Plant of the Week: What Else but Poinsettias!
Everyone loves the cheer this holiday plant brings to its surroundings, yet there’s so much yet to learn. Here are some of the fun facts about poinsettias.
Poinsettias are native to Mexico, while most other cultivated euphorbias are from the eastern hemisphere – and many of those plants look more like cacti. Examples: pencil plant, crown-of-thorns and baseball cactus. All are sisters to poinsettias.
Poinsettias are not poisonous! That’s based on research done at Ohio State 41 years ago. (Good news apparently travels slowly.) While their latex sap might irritate some people’s eyes and skin, the plants are not toxic.
Poinsettias measure the length of the dark period (night). The flower-inducing hormone they produce in their growing tips is destroyed by light.
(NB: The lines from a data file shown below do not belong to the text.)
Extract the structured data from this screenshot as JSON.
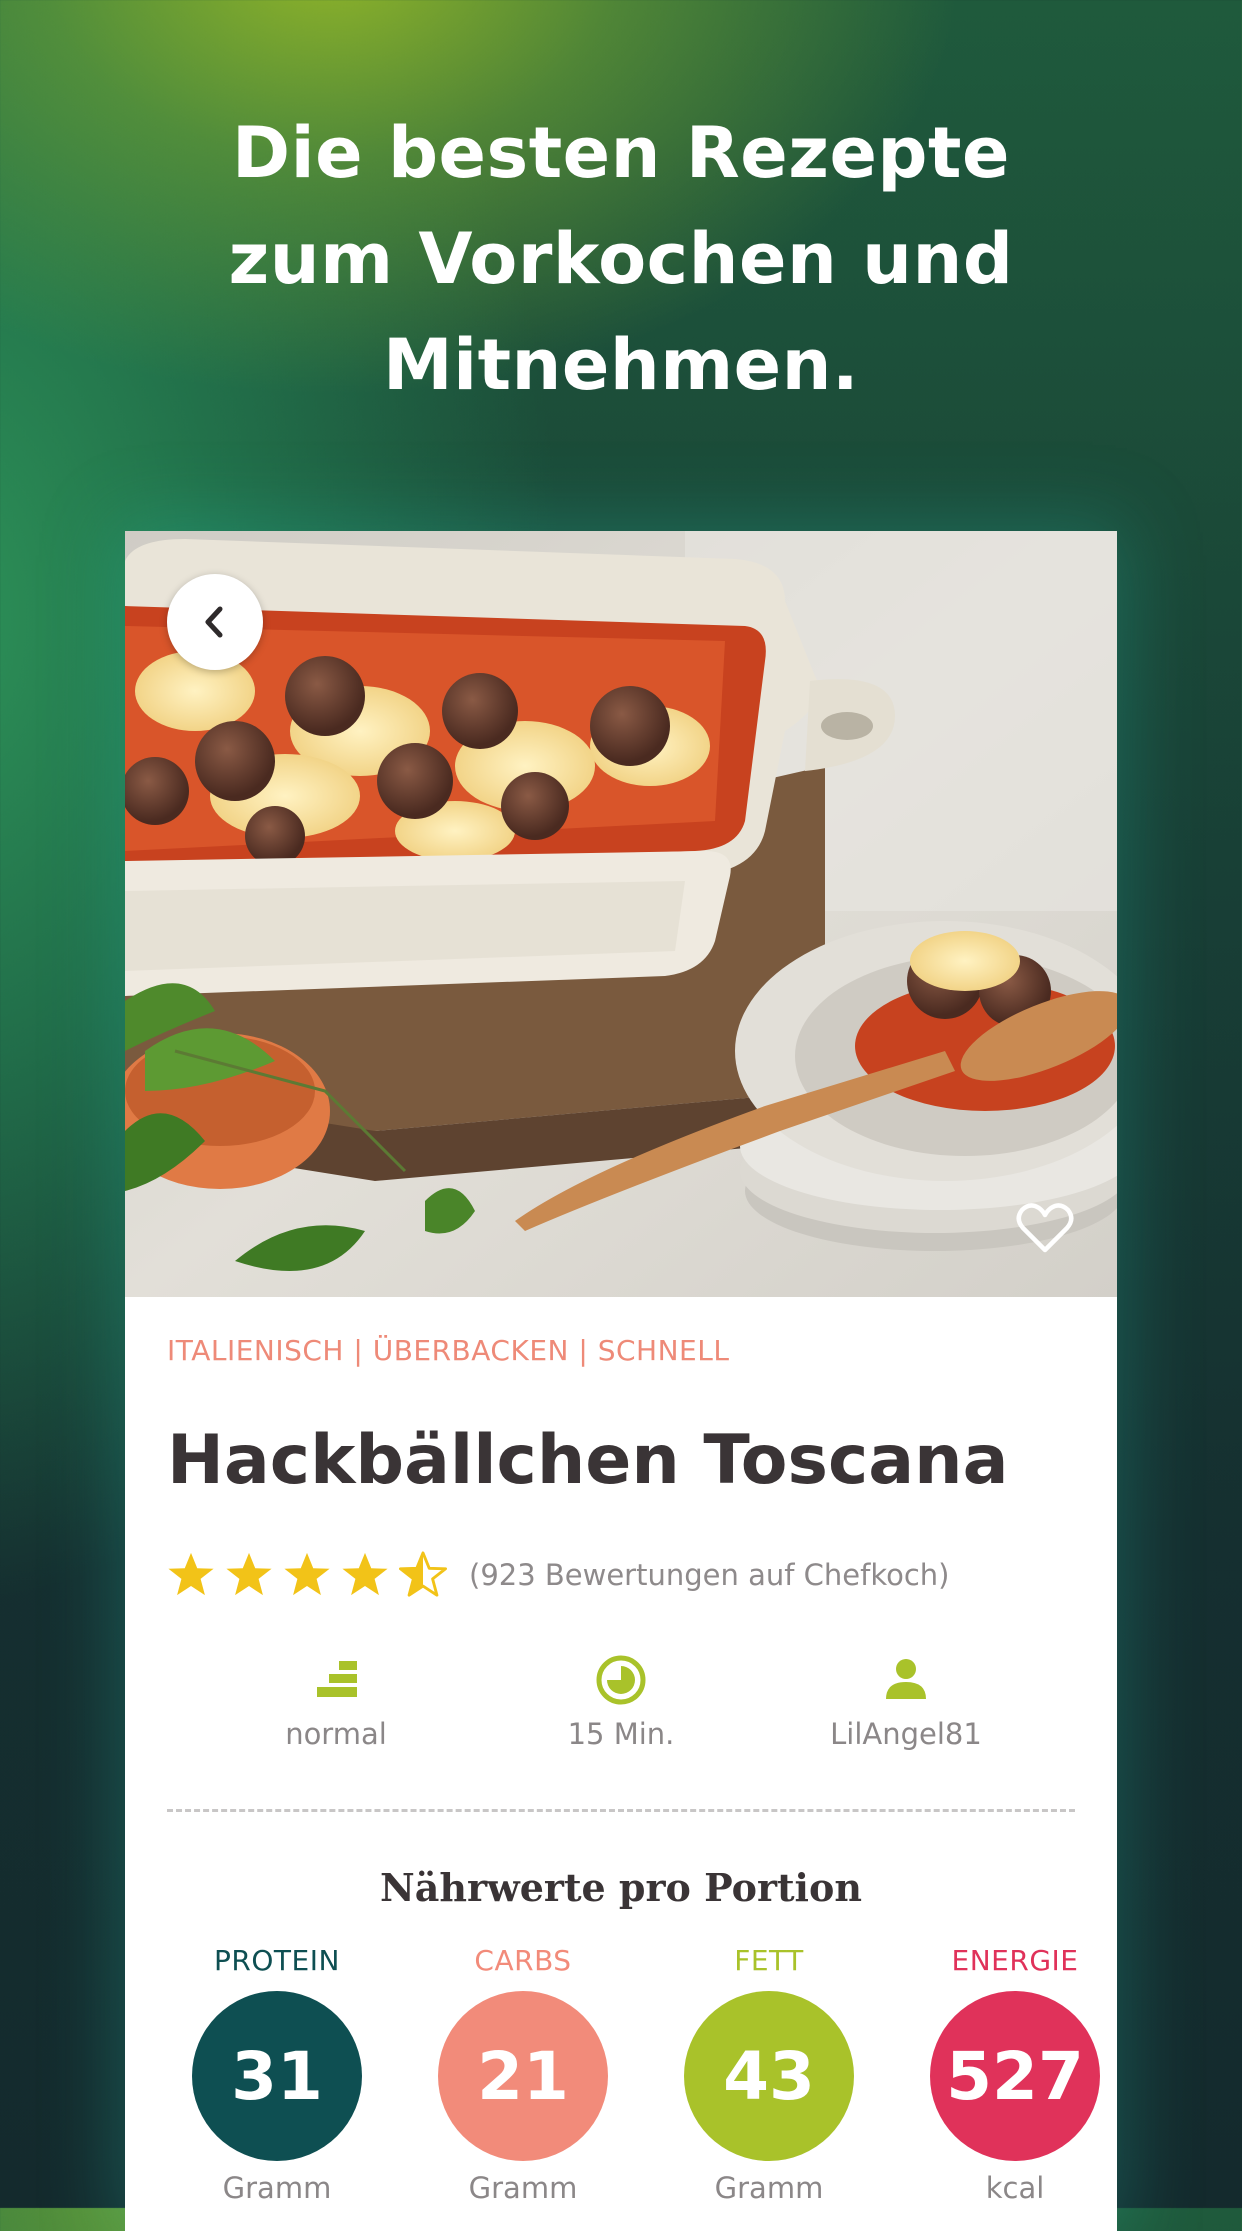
{
  "headline": {
    "line1": "Die besten Rezepte",
    "line2": "zum Vorkochen und",
    "line3": "Mitnehmen."
  },
  "recipe": {
    "tags": "ITALIENISCH | ÜBERBACKEN | SCHNELL",
    "title": "Hackbällchen Toscana",
    "rating": {
      "stars": 4.5,
      "max": 5,
      "text": "(923 Bewertungen auf Chefkoch)"
    },
    "meta": {
      "difficulty": {
        "icon": "difficulty-steps-icon",
        "label": "normal"
      },
      "time": {
        "icon": "clock-icon",
        "label": "15 Min."
      },
      "author": {
        "icon": "user-icon",
        "label": "LilAngel81"
      }
    }
  },
  "nutrition": {
    "title": "Nährwerte pro Portion",
    "items": [
      {
        "label": "PROTEIN",
        "value": "31",
        "unit": "Gramm",
        "color": "#0e4f52"
      },
      {
        "label": "CARBS",
        "value": "21",
        "unit": "Gramm",
        "color": "#f28b7a"
      },
      {
        "label": "FETT",
        "value": "43",
        "unit": "Gramm",
        "color": "#a9c22a"
      },
      {
        "label": "ENERGIE",
        "value": "527",
        "unit": "kcal",
        "color": "#e0325a"
      }
    ]
  },
  "colors": {
    "tag": "#ee8a78",
    "star": "#f2c318",
    "icon_accent": "#a9c22a",
    "title": "#3a3436"
  }
}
Only when they’re given 14 hours of uninterrupted darkness will enough of the hormone stay in place to allow them to develop their flowers.
Poinsettias prefer full sunlight in daytime and 14 hours of darkness at night. They’re either produced away from ambient light sources at night (street and security lights, overhead greenhouse lights, etc.), or black shade fabric is pulled over them to shield them.
All poinsettia flowers are the same color. Most folks would think they were red, while some would meander off into the whites, pinks and marbled colors. Those are floral bracts, which means they are modified leaves. Look closely at a plant, and you’ll see how the colorful foliage gradually changes shape as the new leaves are formed. Oh, and all poinsettia flowers are yellow.
Thinking about saving your poinsettia and reblooming it next year? Keep in mind that poinsettias mature very quickly in greenhouse conditions. The lovely plants we’re enjoying right now were tiny unrooted cuttings just three months ago. In fact, the large stock plants that were mothers to the plants we’re buying and giving now, were themselves simple unrooted cuttings last spring. That plant you’re enjoying right now, if grown in a tropical setting, could be 10 feet tall and wide in 12 months!